MIGRATION: This butterfly does not migrate.

BREEDING: In July or August, adult butterflies lay a cluster of 10 to 100 eggs on the New Mexico penstemon, a beautiful plant endemic to the state’s Sacramento Mountains. Larvae hatch and begin feeding on the host plants until the fall when they enter a period of suspended growth, hiding in leaf litter and tree bark until spring. Larvae reawaken in late spring, pupate, and emerge as adults by midsummer.

LIFE CYCLE: Before their metamorphosis into adulthood, and depending on environmental conditions, larvae can live for nine months to a year or more. Adult Sacramento Mountains checkerspot butterflies live for two weeks.

FEEDING: Larvae feed on their two host plants: New Mexico penstemon and sometimes valerian. Adults have been observed feeding from a wide range of plants, but they are most commonly associated with orange sneezewort.

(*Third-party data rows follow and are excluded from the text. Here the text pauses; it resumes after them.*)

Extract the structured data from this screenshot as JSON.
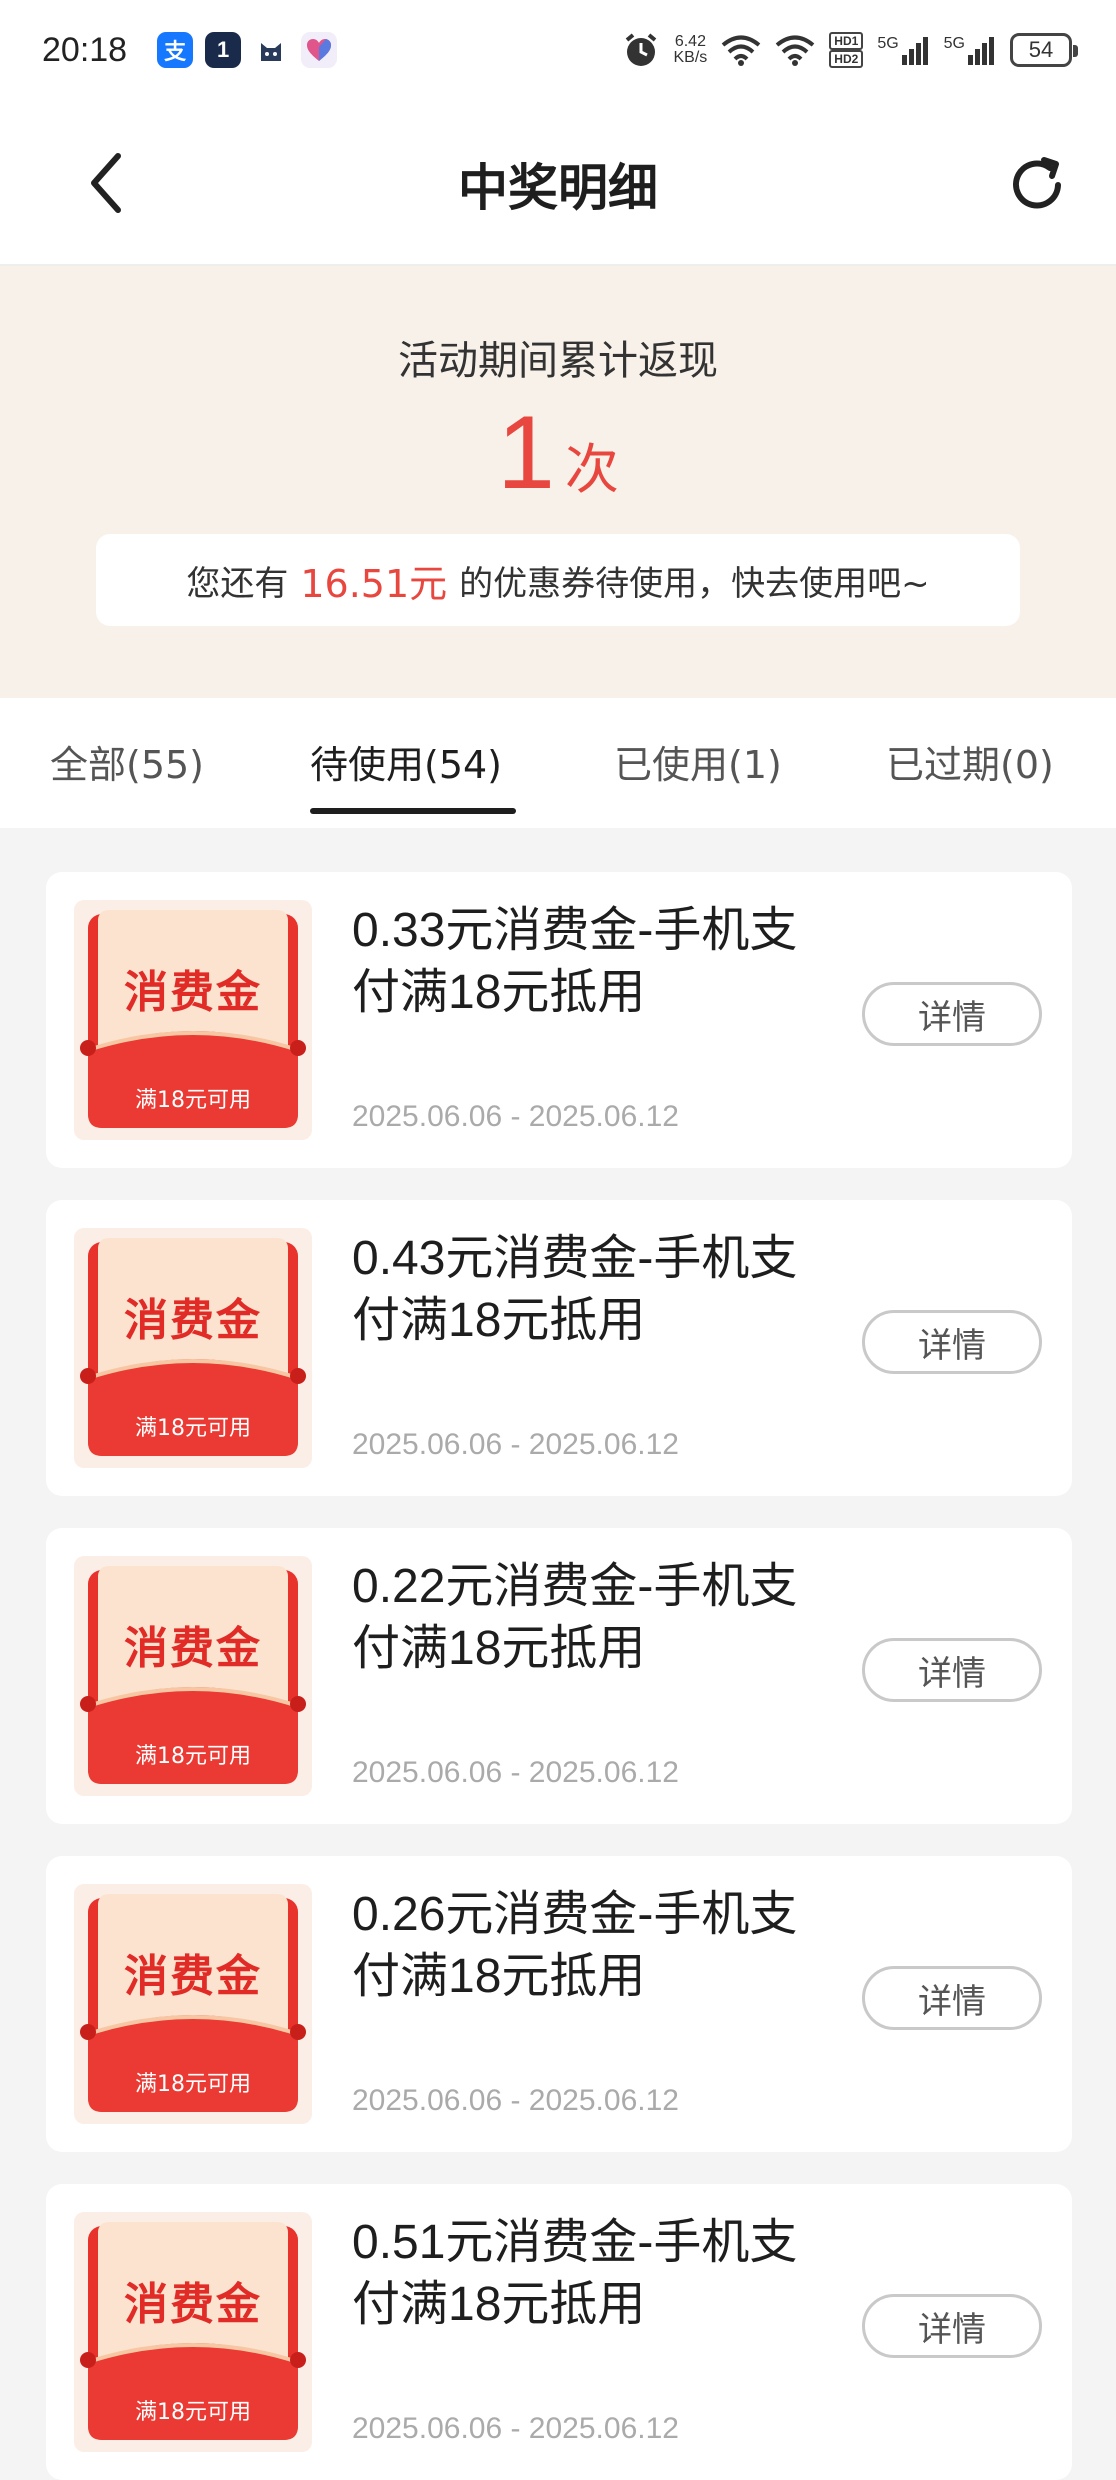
{
  "status_bar": {
    "time": "20:18",
    "apps": [
      {
        "name": "alipay-icon",
        "glyph": "支",
        "color": "#1677ff"
      },
      {
        "name": "app-icon",
        "glyph": "1",
        "color": "#1a2a4a"
      },
      {
        "name": "cat-icon",
        "glyph": "🐱",
        "color": "#ffffff"
      },
      {
        "name": "heart-icon",
        "glyph": "♥",
        "color": "#ffffff"
      }
    ],
    "net_speed_value": "6.42",
    "net_speed_unit": "KB/s",
    "hd1": "HD1",
    "hd2": "HD2",
    "sig1": "5G",
    "sig2": "5G",
    "battery": "54"
  },
  "header": {
    "title": "中奖明细"
  },
  "summary": {
    "label": "活动期间累计返现",
    "count": "1",
    "count_unit": "次",
    "notice_prefix": "您还有",
    "notice_amount": "16.51元",
    "notice_suffix": "的优惠券待使用，快去使用吧~"
  },
  "tabs": [
    {
      "label": "全部(55)",
      "active": false
    },
    {
      "label": "待使用(54)",
      "active": true
    },
    {
      "label": "已使用(1)",
      "active": false
    },
    {
      "label": "已过期(0)",
      "active": false
    }
  ],
  "coupons": [
    {
      "art_title": "消费金",
      "art_sub": "满18元可用",
      "title_line1": "0.33元消费金-手机支",
      "title_line2": "付满18元抵用",
      "date": "2025.06.06 - 2025.06.12",
      "button": "详情"
    },
    {
      "art_title": "消费金",
      "art_sub": "满18元可用",
      "title_line1": "0.43元消费金-手机支",
      "title_line2": "付满18元抵用",
      "date": "2025.06.06 - 2025.06.12",
      "button": "详情"
    },
    {
      "art_title": "消费金",
      "art_sub": "满18元可用",
      "title_line1": "0.22元消费金-手机支",
      "title_line2": "付满18元抵用",
      "date": "2025.06.06 - 2025.06.12",
      "button": "详情"
    },
    {
      "art_title": "消费金",
      "art_sub": "满18元可用",
      "title_line1": "0.26元消费金-手机支",
      "title_line2": "付满18元抵用",
      "date": "2025.06.06 - 2025.06.12",
      "button": "详情"
    },
    {
      "art_title": "消费金",
      "art_sub": "满18元可用",
      "title_line1": "0.51元消费金-手机支",
      "title_line2": "付满18元抵用",
      "date": "2025.06.06 - 2025.06.12",
      "button": "详情"
    }
  ],
  "colors": {
    "accent_red": "#e8473f",
    "summary_bg": "#f8f1ea",
    "page_bg": "#f4f4f4"
  }
}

THREATS: Threats to this species include urban sprawl, road construction, livestock grazing, off-road vehicles, fire suppression, pesticide spraying, invasive plants, and global warming. The Cloudcroft-initiated Draft Conservation Plan for the Sacramento Mountains Checkerspot Butterfly may lessen some of these threats, but the plan only covers publicly owned land, leaving approximately 50 percent of the butterfly’s range without any management.

POPULATION TREND: Efforts to gather population data on this species have not been entirely conclusive but suggest a downward trend since the late 1990s. Population studies carried out by the U.S. Forest Service suggest that the total current population is approximately 1,000 individuals.

Photo by Eric Hein, USFWS